-- EXERCISE --
Each line below should be retyped exactly, with no pictures.

________

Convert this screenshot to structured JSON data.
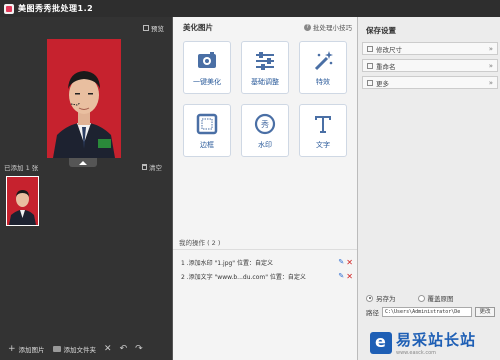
{
  "window": {
    "title": "美图秀秀批处理1.2"
  },
  "left": {
    "preview_label": "预览",
    "added_count": "已添加 1 张",
    "clear_label": "清空",
    "bottom": {
      "add_image": "添加图片",
      "add_folder": "添加文件夹"
    }
  },
  "middle": {
    "title": "美化图片",
    "tips_label": "批处理小技巧",
    "tools": [
      {
        "label": "一键美化",
        "icon": "magic-photo-icon"
      },
      {
        "label": "基础调整",
        "icon": "sliders-icon"
      },
      {
        "label": "特效",
        "icon": "magic-wand-icon"
      },
      {
        "label": "边框",
        "icon": "frame-icon"
      },
      {
        "label": "水印",
        "icon": "watermark-icon"
      },
      {
        "label": "文字",
        "icon": "text-icon"
      }
    ],
    "ops_title": "我的操作 ( 2 )",
    "ops": [
      {
        "text": "1 .添加水印 \"1.jpg\" 位置：自定义"
      },
      {
        "text": "2 .添加文字 \"www.b...du.com\" 位置：自定义"
      }
    ]
  },
  "right": {
    "title": "保存设置",
    "sections": [
      {
        "label": "修改尺寸"
      },
      {
        "label": "重命名"
      },
      {
        "label": "更多"
      }
    ],
    "save_as": "另存为",
    "overwrite": "覆盖原图",
    "path_label": "路径",
    "path_value": "C:\\Users\\Administrator\\De",
    "change_label": "更改"
  },
  "watermark": {
    "brand": "易采站长站",
    "url": "www.easck.com"
  },
  "colors": {
    "accent": "#2a5a9a",
    "photo_bg": "#c6222e",
    "delete": "#d02020"
  }
}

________

-- SOLVED PROBLEM --
Convert this screenshot to structured JSON data.
{
  "window": {
    "title": "美图秀秀批处理1.2"
  },
  "left": {
    "preview_label": "预览",
    "added_count": "已添加 1 张",
    "clear_label": "清空",
    "bottom": {
      "add_image": "添加图片",
      "add_folder": "添加文件夹"
    }
  },
  "middle": {
    "title": "美化图片",
    "tips_label": "批处理小技巧",
    "tools": [
      {
        "label": "一键美化",
        "icon": "magic-photo-icon"
      },
      {
        "label": "基础调整",
        "icon": "sliders-icon"
      },
      {
        "label": "特效",
        "icon": "magic-wand-icon"
      },
      {
        "label": "边框",
        "icon": "frame-icon"
      },
      {
        "label": "水印",
        "icon": "watermark-icon"
      },
      {
        "label": "文字",
        "icon": "text-icon"
      }
    ],
    "ops_title": "我的操作 ( 2 )",
    "ops": [
      {
        "text": "1 .添加水印 \"1.jpg\" 位置：自定义"
      },
      {
        "text": "2 .添加文字 \"www.b...du.com\" 位置：自定义"
      }
    ]
  },
  "right": {
    "title": "保存设置",
    "sections": [
      {
        "label": "修改尺寸"
      },
      {
        "label": "重命名"
      },
      {
        "label": "更多"
      }
    ],
    "save_as": "另存为",
    "overwrite": "覆盖原图",
    "path_label": "路径",
    "path_value": "C:\\Users\\Administrator\\De",
    "change_label": "更改"
  },
  "watermark": {
    "brand": "易采站长站",
    "url": "www.easck.com"
  },
  "colors": {
    "accent": "#2a5a9a",
    "photo_bg": "#c6222e",
    "delete": "#d02020"
  }
}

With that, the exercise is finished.